WORK REQUIRED:
Every entry that follows is to be duplicated exactly.

Segment Open

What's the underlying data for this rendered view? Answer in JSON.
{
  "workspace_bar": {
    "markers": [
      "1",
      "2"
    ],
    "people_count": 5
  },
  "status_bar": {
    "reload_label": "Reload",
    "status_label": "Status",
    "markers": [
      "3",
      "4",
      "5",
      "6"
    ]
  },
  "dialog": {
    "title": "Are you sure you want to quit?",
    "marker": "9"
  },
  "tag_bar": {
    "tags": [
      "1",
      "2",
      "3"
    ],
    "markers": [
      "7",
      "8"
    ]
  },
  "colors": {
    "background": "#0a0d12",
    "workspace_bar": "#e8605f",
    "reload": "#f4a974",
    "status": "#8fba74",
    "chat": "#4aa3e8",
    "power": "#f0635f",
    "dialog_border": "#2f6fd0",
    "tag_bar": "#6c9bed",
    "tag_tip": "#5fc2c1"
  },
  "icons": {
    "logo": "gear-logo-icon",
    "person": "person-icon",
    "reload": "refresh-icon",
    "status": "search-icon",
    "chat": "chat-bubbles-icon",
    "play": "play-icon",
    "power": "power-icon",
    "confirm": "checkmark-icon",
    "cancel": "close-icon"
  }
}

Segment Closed

ANSWER FOR THE TASK:
What's the underlying data for this rendered view? Answer in JSON.
{
  "workspace_bar": {
    "markers": [
      "1",
      "2"
    ],
    "people_count": 5
  },
  "status_bar": {
    "reload_label": "Reload",
    "status_label": "Status",
    "markers": [
      "3",
      "4",
      "5",
      "6"
    ]
  },
  "dialog": {
    "title": "Are you sure you want to quit?",
    "marker": "9"
  },
  "tag_bar": {
    "tags": [
      "1",
      "2",
      "3"
    ],
    "markers": [
      "7",
      "8"
    ]
  },
  "colors": {
    "background": "#0a0d12",
    "workspace_bar": "#e8605f",
    "reload": "#f4a974",
    "status": "#8fba74",
    "chat": "#4aa3e8",
    "power": "#f0635f",
    "dialog_border": "#2f6fd0",
    "tag_bar": "#6c9bed",
    "tag_tip": "#5fc2c1"
  },
  "icons": {
    "logo": "gear-logo-icon",
    "person": "person-icon",
    "reload": "refresh-icon",
    "status": "search-icon",
    "chat": "chat-bubbles-icon",
    "play": "play-icon",
    "power": "power-icon",
    "confirm": "checkmark-icon",
    "cancel": "close-icon"
  }
}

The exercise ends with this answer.